Our future depends on American infrastructure built for the people
At what feels like one of the most divisive times in modern politics, the key to building bridges and finding consensus may be actual bridges. Or repairing them, at least.
As members of Congress, we each represent different parts of this great country, and while our districts are distinct in many ways, we can all agree on one thing - infrastructure. Our constituents believe it is the duty of our government to prioritize infrastructure investments and protect and maintain this land we call home. This week, Speaker Nancy Pelosi (D-Calif.) is expected to meet with President Trump to talk about a bipartisan solution to address our country’s infrastructure challenges. And it is not lost on us that two of our nation’s leaders, with huge ideological differences, both recognize the importance of investing in our infrastructure.
Today, we are proud to re-introduce a resolution outlining what we believe should be the central priorities for any infrastructure proposal that Congress sends to the White House. Investment in our physical infrastructure, should boldly upgrade, create millions of jobs for Americans, encourage public investment, embrace clean-energy jobs, support strong worker protections, ensure worker safety and environmental protections, and prioritize resilient infrastructure. These ideas are critical to proving that, as legislators, we’re working for the people.

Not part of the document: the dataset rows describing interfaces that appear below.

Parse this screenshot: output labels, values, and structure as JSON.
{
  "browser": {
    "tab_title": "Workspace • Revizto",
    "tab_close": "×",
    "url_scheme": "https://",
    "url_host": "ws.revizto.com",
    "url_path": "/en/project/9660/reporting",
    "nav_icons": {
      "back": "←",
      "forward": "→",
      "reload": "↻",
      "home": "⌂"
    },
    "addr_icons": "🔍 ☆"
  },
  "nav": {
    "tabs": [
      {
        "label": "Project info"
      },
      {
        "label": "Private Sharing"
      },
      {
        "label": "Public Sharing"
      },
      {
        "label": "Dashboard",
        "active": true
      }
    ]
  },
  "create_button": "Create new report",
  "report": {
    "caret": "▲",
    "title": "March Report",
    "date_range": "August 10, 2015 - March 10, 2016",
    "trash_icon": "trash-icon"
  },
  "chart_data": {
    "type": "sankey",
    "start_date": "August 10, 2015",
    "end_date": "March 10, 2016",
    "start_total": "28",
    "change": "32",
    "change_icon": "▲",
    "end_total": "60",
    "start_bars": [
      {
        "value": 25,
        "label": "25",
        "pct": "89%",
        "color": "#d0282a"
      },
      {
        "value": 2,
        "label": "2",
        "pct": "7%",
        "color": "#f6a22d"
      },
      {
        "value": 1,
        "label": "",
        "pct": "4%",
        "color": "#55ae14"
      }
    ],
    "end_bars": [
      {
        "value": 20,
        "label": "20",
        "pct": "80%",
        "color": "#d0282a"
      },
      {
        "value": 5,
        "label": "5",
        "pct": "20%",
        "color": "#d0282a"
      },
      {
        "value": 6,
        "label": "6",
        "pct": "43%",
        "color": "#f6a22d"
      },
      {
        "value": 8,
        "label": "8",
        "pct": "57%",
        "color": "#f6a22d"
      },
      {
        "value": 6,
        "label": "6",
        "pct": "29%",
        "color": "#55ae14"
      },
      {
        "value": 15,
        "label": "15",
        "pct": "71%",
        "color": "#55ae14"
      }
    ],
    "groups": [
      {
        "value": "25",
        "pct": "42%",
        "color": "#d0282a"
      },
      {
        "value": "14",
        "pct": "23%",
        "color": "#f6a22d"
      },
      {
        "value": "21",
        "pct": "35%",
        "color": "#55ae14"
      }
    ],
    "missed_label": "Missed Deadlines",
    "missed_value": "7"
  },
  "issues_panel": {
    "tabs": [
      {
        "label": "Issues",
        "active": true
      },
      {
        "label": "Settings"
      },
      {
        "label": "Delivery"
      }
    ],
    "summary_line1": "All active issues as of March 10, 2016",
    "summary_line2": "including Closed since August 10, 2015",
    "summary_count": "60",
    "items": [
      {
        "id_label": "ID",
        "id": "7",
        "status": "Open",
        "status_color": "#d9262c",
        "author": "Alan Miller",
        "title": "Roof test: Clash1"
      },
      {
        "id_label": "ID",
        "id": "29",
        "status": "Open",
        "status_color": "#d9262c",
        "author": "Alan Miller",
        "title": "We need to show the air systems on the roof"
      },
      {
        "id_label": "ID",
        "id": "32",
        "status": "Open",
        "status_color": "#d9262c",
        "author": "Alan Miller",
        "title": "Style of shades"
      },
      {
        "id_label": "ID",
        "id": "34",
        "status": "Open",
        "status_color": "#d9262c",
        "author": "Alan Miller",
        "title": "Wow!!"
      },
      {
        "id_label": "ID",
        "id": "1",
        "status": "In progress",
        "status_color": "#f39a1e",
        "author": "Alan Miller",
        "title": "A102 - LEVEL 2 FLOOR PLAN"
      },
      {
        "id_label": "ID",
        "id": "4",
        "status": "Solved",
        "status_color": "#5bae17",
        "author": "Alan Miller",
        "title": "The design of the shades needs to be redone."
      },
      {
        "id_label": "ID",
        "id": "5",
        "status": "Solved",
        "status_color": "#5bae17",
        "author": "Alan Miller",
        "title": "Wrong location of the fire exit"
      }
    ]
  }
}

Across the political spectrum, the American people have spoken, and they support rebuilding our nation’s crumbling infrastructure. In Washington, there’s a reason why infrastructure revitalization has been a part of both parties’ messaging: Investing in America is a political no-brainer and the right thing to do for the future of our country. The people, along with organizations like the Millions of Jobs Coalition, have been fighting for this as they know that smart investments in infrastructure can produce millions of high-paying, blue collar jobs. Anyone who claims to be in favor of fiscal responsibility should support investing in infrastructure because if our government does not act now, it’ll cost our country in the future. Which is why our resolution has already received broad support from 90 members in the House.
From sea to shining sea, it’s clear to see why there’s so much momentum behind this resolution. Already, a fifth of the roads crisscrossing our nation are in poor condition, more than half of public schools require funding for buildings to be brought into good condition, and 19 million Americans lack broadband access. The myriad issues facing our energy, water, aviation, and other sectors, make the need for funding abundantly clear. In its most recent report card, the American Society of Civil Engineers assigned our infrastructure a ‘D+’ grade.
In our own states, challenges with infrastructure are impeding our ability to progress. Traffic-dense California contains 13 of the top 25 most traveled structurally deficient bridges in the U.S. In Illinois—a critical junction for interstate commerce—19 percent of public roads are in poor condition. In Florida, a state especially susceptible to the harms of climate change, only 2 percent of commutes to work are made via public transportation.
There are tangible consequences of inaction, and it’s the American people who are suffering. We’ve seen the horror stories of what happens when our infrastructure fails: tainted water in Flint, Mich., freezing cold schools in Baltimore, failed levees in Missouri, and the list goes on. Fixing our country's infrastructure doesn't just mean smoothing roads, repairing bridges and expanding highways. It means updating our country's drinking water pipelines, renovating and rebuilding public schools, and modernizing outmoded electrical grids to build a better, more efficient America created by and for the people.
By ensuring these priorities are met, not only will our country’s infrastructure improve, but so will the lives of Americans around the country. Our modern economy was built on strong infrastructure and we believe that’s the key to our future. Ahead of Speaker Pelosi’s meeting with the president, we believe, on behalf of our constituents, it is critical to advocate for infrastructure policy that strengthens America for generations to come. In doing so, we’ll create a roadmap for a brighter tomorrow.
Lieu represents California’s 33rd District, Krishnamoorthi represents the 8th District of Illinois and Crist represents the 13th District of Florida.